Like iPods and skinny jeans, organic food is trendy. Even in this cash-strapped economy, more than 70 percent of consumers buy organic food occasionally and nearly one quarter of Americans buy it every week, according to the market research firm the Hartman Group. Considering organic is often priced up to 50 percent more than conventional foods, you have to wonder: Is it really worth the extra cost?
A new Stanford study published into today's Annals of Internal Medicine aimed to answer that question by sifting through 237 published studies comparing organics to conventional foods. Organics, they found, might not be more nutritious but will likely lower your exposure to pesticides and dangerous bacteria.
Conventional and organic produce scored equally on vitamin and mineral content. Only one nutrient — phosphorus — was significantly higher in organic versus conventionally grown produce. There was no difference in protein or fat content between organic and conventional milk, though evidence from a few studies suggested that organic milk may contain significantly higher levels of omega-3 fatty acids.
"Some believe that organic food is always healthier and more nutritious," said lead author Dr. Crystal Smith-Spangler. "We were a little surprised that we didn't find that."
Crops bearing the USDA organic seal of approval are raised without synthetic pesticides, petroleum-based fertilizers, or sewage sludge. Organic animals must be fed organic feed free of antibiotics or growth hormones.

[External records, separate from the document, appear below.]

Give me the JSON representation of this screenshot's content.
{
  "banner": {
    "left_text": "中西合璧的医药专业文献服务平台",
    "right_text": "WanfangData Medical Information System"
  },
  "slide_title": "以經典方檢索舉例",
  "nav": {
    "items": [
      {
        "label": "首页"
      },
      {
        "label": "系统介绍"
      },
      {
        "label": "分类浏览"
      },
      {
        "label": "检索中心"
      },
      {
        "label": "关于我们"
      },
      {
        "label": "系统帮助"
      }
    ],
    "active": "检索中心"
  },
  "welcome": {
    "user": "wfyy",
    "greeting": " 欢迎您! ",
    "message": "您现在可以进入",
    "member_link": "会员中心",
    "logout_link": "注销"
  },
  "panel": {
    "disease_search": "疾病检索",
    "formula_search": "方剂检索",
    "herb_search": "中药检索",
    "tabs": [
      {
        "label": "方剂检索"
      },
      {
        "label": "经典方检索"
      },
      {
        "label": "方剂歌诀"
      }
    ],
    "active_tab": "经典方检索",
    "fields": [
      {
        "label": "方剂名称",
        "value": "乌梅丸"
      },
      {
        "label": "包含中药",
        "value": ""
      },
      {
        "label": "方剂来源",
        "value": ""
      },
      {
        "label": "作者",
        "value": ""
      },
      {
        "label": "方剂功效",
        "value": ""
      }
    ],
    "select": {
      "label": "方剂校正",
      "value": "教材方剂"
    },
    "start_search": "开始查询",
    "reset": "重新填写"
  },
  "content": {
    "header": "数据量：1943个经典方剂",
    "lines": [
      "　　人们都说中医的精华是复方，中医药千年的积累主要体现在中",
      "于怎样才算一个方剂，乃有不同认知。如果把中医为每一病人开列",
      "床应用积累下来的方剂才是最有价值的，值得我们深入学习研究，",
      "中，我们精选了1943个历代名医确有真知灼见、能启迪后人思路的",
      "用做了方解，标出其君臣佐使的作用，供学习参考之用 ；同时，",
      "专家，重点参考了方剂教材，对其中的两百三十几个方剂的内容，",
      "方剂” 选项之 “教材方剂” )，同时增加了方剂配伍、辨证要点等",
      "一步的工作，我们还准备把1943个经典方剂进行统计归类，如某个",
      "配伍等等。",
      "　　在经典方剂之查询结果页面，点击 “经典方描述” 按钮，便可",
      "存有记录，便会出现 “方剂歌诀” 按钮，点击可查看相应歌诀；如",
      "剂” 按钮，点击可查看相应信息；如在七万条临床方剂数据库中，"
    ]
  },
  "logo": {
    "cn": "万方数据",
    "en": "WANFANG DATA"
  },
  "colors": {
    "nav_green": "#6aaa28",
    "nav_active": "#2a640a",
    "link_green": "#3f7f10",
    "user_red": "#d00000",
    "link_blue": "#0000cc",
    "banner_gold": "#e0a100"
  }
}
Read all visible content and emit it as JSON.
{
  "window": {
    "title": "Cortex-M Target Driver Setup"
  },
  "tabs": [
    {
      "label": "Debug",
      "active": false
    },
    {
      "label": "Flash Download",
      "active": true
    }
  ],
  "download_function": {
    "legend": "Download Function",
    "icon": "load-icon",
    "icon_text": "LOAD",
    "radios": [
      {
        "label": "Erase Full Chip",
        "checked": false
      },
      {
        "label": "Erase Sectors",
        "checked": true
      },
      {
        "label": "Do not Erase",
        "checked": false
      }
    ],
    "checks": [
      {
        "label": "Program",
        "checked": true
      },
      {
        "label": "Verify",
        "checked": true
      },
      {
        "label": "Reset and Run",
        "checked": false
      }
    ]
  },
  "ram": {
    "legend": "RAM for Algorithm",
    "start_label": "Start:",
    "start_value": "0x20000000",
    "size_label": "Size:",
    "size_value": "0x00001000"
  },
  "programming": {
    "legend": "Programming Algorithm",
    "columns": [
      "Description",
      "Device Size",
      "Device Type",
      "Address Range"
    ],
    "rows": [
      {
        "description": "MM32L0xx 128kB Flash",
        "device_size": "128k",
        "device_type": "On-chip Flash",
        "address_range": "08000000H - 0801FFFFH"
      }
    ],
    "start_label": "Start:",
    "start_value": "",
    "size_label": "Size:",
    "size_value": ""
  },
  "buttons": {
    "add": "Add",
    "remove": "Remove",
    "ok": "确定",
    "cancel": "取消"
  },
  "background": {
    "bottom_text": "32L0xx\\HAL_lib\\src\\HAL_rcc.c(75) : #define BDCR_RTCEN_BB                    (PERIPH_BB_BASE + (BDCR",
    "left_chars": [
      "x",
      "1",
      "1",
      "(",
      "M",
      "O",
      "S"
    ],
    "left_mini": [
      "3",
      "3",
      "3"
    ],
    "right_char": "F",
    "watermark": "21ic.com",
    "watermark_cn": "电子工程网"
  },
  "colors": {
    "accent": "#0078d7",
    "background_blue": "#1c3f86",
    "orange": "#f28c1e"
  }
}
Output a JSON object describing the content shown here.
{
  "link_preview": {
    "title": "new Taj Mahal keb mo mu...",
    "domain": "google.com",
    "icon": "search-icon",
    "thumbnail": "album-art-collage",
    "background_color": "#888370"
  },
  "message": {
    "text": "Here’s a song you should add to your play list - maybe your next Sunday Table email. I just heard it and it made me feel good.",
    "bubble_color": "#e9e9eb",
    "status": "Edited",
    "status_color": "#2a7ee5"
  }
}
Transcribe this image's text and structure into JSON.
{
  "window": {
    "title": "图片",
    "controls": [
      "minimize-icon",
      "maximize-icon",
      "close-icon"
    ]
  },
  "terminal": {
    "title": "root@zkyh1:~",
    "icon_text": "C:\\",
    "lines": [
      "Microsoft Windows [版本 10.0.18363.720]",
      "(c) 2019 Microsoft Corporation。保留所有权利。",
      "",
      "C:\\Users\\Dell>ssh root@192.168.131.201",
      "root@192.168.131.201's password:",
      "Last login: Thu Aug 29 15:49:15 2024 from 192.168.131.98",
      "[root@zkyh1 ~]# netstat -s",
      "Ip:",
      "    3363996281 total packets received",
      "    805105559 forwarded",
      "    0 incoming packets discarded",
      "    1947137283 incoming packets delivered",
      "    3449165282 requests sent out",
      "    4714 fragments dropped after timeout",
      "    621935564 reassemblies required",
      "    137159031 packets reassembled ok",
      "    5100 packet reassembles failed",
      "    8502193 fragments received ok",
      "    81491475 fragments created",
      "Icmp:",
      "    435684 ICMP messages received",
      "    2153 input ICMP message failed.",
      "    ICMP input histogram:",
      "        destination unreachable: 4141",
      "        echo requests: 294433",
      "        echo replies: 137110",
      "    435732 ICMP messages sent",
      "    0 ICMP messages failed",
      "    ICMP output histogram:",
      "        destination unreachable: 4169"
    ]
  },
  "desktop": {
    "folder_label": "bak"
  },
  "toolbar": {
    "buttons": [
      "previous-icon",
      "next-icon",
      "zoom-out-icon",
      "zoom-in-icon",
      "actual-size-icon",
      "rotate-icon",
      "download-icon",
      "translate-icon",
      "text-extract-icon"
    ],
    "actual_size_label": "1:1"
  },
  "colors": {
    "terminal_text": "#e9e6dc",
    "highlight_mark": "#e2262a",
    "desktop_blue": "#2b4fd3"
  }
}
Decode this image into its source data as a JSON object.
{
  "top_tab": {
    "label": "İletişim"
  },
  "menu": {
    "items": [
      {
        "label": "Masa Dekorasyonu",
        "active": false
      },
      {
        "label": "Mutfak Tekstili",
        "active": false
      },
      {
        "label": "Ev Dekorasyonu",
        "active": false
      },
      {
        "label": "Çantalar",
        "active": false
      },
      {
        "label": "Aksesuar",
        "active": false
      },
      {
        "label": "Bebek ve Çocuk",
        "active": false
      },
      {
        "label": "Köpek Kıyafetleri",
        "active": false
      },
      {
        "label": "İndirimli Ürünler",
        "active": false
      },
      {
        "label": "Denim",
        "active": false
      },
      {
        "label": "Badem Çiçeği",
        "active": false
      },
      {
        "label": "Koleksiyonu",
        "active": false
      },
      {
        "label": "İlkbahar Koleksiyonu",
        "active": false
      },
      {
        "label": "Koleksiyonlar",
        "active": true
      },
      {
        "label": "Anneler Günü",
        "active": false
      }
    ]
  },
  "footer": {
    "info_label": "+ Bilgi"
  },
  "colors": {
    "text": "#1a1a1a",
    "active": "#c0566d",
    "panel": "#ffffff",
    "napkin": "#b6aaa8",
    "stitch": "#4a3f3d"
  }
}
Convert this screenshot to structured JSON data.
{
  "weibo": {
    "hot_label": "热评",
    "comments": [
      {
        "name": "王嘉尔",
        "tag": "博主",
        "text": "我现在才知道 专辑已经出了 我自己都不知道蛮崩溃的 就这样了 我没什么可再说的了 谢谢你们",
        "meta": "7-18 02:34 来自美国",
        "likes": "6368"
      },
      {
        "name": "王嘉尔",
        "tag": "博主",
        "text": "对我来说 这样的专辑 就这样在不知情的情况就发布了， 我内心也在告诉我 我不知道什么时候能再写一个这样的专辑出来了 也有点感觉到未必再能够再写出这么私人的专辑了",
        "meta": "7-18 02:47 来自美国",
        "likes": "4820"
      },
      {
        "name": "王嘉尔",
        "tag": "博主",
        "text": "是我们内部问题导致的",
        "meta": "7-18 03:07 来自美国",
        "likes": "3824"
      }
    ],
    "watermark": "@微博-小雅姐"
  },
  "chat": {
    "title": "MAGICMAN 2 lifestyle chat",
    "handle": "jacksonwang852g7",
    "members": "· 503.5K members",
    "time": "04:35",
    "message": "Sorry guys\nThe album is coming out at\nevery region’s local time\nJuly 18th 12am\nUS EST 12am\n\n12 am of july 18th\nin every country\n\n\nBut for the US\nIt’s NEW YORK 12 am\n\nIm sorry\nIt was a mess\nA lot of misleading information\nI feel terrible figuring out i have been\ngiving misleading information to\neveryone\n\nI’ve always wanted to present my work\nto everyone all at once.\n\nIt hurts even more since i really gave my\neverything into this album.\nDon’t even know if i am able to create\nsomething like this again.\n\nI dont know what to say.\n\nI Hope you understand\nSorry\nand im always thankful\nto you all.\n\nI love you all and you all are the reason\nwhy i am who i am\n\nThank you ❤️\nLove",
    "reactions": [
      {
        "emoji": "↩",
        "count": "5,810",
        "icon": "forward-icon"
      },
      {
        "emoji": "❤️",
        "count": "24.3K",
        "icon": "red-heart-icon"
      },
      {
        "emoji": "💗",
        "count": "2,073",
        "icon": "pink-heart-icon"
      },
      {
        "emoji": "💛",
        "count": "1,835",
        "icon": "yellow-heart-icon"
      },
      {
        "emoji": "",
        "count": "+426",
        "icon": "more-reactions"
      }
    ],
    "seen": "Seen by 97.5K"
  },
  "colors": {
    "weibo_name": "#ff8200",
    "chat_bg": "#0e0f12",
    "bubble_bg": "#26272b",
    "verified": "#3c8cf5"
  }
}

Anything labeled organic can't be genetically engineered or treated with radiation to prolong shelf life.
Sticking with organic chicken and pork appeared to limit exposure to antibiotic-resistant bacteria, which some experts warn may be contributing to the rise of hard-to-treat infections in humans. However, not all the organic produce tested was 100 percent pesticide free. While they were 30 percent less likely to have traces of chemicals than conventional fruits and vegetables, Spangler-Smith says that the pesticide levels of all foods fell within allowable safety limits.
But the review didn't gauge the possible long-term effects of pesticide exposure. None of the studies lasted longer than two years – and some lasted as few as two days.
"The risk of a diet without fruits and vegetables is greater to a person's health than the risks posed by pesticide residues," said Dr. Sonya Lunder, a senior research analyst for the non-profit Environmental Working Group, in Washington D.C. "However, for certain populations, most notably pregnant women, young children and the elderly, eating foods with high levels of synthetic pesticides could, over time, cause health problems."
For babies in the womb and young children, Lunder speculates that the most serious risks of long-term pesticide exposure could likely be impaired brain and nervous system development, leading to diminished IQ and ADHD in young children or small birth weight and early births for newborns. In the only study in the review that measured pesticide levels in people, they plummeted to undetectable levels in children on the days they ate organic foods.
The authors concede the paper has other shortcomings as well. Most of the studies they included looked at general "produce" or "meat" categories in the diet. Smith-Spangler said she would have liked to offer head-to-head comparisons for specific food items -- for instance, conventional versus organic plums. Also, since most people in the studies ate a mix of organic and conventional foods, it's nearly impossible to say which health benefits are definitely linked to eating organic.